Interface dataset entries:
■ ■ ■ ■
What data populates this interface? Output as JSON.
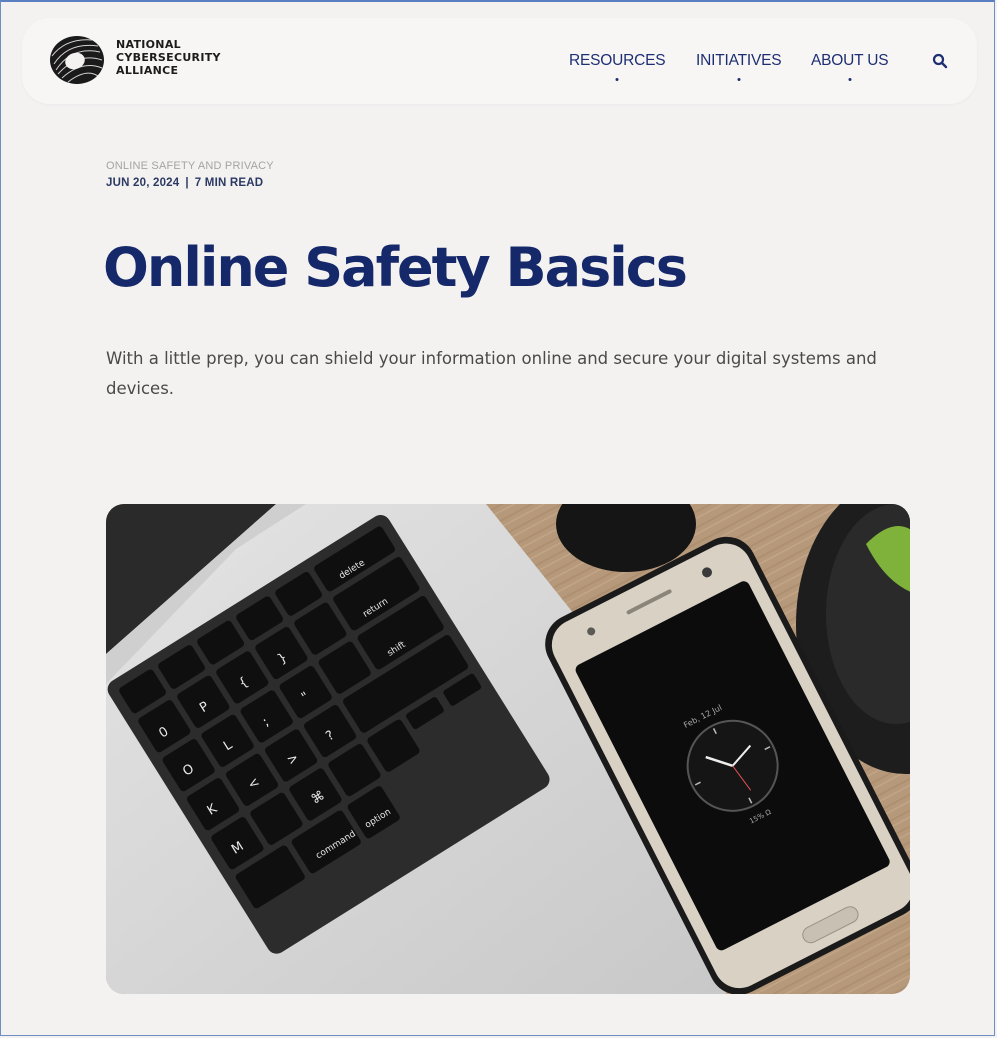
{
  "brand": {
    "line1": "NATIONAL",
    "line2": "CYBERSECURITY",
    "line3": "ALLIANCE",
    "logo_icon": "swirl-logo-icon"
  },
  "nav": {
    "items": [
      {
        "label": "RESOURCES"
      },
      {
        "label": "INITIATIVES"
      },
      {
        "label": "ABOUT US"
      }
    ],
    "search_icon": "search-icon"
  },
  "article": {
    "category": "ONLINE SAFETY AND PRIVACY",
    "date": "JUN 20, 2024",
    "separator": "|",
    "read_time": "7 MIN READ",
    "title": "Online Safety Basics",
    "intro": "With a little prep, you can shield your information online and secure your digital systems and devices."
  },
  "hero_image": {
    "description_icon": "laptop-and-smartphone-photo",
    "phone_date": "Feb, 12 Jul",
    "phone_batt": "15% Ω"
  },
  "colors": {
    "background": "#f4f2f1",
    "title": "#15296a",
    "nav": "#1d2f72",
    "wood": "#b89b7a"
  }
}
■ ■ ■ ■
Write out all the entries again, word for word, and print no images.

# [Reply]
What data populates this interface? Output as JSON.
{
  "brand": {
    "line1": "NATIONAL",
    "line2": "CYBERSECURITY",
    "line3": "ALLIANCE",
    "logo_icon": "swirl-logo-icon"
  },
  "nav": {
    "items": [
      {
        "label": "RESOURCES"
      },
      {
        "label": "INITIATIVES"
      },
      {
        "label": "ABOUT US"
      }
    ],
    "search_icon": "search-icon"
  },
  "article": {
    "category": "ONLINE SAFETY AND PRIVACY",
    "date": "JUN 20, 2024",
    "separator": "|",
    "read_time": "7 MIN READ",
    "title": "Online Safety Basics",
    "intro": "With a little prep, you can shield your information online and secure your digital systems and devices."
  },
  "hero_image": {
    "description_icon": "laptop-and-smartphone-photo",
    "phone_date": "Feb, 12 Jul",
    "phone_batt": "15% Ω"
  },
  "colors": {
    "background": "#f4f2f1",
    "title": "#15296a",
    "nav": "#1d2f72",
    "wood": "#b89b7a"
  }
}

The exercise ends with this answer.